Mark Reuss, GM’s head of global product development, said the rear seat reminder is a glimpse of what GM has coming in its commitment to safety.
It also offers a tow vision trailering system that uses a rear backup camera to help drivers lineup a hitch to a trailer and offers views of the trailer while driving, Reuss said.
The new All Terrain model, which Reuss said is aimed “to fit a more adventurous lifestyle,” features an all-wheel drive system with active twin clutch, which aims to optimize traction for road conditions. The model also gets a different look from the rest of the lineup, with a body-color grille surround, unique wheels and black chrome trim. Inside, the All Terrain has seating for five passengers and includes covered storage bins in the floor of the rear cargo area.

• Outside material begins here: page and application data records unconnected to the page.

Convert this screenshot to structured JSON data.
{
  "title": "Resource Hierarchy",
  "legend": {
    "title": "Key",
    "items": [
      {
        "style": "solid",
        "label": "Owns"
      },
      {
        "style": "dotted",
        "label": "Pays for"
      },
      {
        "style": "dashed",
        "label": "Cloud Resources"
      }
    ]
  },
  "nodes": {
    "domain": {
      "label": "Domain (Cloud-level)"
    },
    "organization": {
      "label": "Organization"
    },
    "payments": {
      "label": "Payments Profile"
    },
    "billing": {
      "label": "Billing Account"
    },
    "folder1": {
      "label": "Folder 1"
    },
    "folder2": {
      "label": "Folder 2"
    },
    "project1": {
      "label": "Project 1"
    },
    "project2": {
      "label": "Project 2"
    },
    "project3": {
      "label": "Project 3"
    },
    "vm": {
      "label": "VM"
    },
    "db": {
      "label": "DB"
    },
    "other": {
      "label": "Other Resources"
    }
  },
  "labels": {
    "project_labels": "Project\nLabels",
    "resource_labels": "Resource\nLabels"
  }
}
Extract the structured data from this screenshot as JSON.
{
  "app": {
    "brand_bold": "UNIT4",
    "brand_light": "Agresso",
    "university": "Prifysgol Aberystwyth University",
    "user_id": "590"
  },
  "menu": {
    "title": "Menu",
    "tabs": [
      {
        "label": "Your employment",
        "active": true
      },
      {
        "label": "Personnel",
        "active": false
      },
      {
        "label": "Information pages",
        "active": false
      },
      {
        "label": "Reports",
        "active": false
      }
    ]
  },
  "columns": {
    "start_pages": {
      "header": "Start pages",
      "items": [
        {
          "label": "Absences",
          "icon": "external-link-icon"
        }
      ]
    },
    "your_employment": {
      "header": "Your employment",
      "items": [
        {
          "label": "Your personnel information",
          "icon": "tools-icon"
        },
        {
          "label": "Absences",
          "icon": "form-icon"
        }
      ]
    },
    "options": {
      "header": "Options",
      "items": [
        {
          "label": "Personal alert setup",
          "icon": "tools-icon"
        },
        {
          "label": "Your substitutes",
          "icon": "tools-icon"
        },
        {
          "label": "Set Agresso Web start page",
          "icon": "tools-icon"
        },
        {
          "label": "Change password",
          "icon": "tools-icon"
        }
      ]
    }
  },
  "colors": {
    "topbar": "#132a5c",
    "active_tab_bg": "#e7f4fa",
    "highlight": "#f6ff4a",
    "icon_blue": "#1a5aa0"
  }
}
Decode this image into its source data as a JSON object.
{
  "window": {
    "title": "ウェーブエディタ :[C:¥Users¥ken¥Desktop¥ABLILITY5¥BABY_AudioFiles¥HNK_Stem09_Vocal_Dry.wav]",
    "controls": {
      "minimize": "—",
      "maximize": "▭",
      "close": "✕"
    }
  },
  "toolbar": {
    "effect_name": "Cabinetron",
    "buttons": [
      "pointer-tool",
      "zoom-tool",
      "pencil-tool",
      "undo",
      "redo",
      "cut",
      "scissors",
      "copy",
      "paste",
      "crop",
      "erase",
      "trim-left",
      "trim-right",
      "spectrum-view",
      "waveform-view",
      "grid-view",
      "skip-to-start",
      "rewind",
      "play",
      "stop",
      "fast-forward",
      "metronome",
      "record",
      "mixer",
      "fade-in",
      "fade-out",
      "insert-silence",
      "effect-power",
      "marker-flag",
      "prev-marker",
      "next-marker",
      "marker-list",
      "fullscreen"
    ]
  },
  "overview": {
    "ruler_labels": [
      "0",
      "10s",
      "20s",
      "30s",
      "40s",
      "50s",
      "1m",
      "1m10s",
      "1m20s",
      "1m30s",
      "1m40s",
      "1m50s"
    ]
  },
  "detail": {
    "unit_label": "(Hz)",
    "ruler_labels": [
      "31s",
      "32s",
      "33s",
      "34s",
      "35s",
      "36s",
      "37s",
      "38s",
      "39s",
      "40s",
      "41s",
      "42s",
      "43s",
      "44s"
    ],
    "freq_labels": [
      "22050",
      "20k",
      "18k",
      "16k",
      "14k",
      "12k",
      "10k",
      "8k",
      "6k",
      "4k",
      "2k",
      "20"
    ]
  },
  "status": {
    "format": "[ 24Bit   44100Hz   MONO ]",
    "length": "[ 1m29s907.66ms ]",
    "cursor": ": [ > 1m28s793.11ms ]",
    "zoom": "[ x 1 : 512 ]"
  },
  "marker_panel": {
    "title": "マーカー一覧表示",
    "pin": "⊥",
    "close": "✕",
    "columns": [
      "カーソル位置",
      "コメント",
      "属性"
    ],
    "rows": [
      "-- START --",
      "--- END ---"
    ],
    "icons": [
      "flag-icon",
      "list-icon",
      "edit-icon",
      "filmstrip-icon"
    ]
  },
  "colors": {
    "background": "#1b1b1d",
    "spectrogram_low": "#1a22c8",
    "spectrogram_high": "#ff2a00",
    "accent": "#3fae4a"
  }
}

GM also confirmed it will shift production of the Acadia from its Lansing Delta Township Assembly Plant to its Spring Hill Assembly Plant in Tennessee.
Michigan Gov. Rick Snyder told reporters after touring the auto show Tuesday that the move is part of GM’s normal progress.
“What I would hope is, they’ve had great success in Lansing. Again, they have to make their own proprietary decisions, but I hope they see the great workforce that’s been successful for so many years,” Snyder said. “They’re showing a big commitment with the Camaro (built at the Lansing Grand River plant), so I still hope there’s a bright future in Lansing for General Motors.”
Last week, GM announced it will add a third shift in the second quarter at its Grand River Plant. The move may be in part to absorb some workers from the Lansing Delta Township plant.
The Acadia, which competes in a segment with a new Honda Pilot, Ford Explorer, Toyota Highlander and Jeep Grand Cherokee, starts at $31,900 for the 2016 model. No pricing has been announced for the 2017 model.
“The new Acadia takes advantage of modern engineering and the trend toward lighter weight combined with better fuel economy. These improvements will help it remain competitive in a crowded segment full loaded with excellent offerings,” said Karl Brauer, senior analyst for Kelley Blue Book, in a statement. “The GMC brand has already benefited from the market shift toward SUVs and trucks, making this the perfect time for a redesigned Acadia.”
LMC Automotive predicts the new Acadia could see sales increase by about 10 percent to about 110,000 this year or in 2017.
Staff Writer Melissa Nann Burke contributed.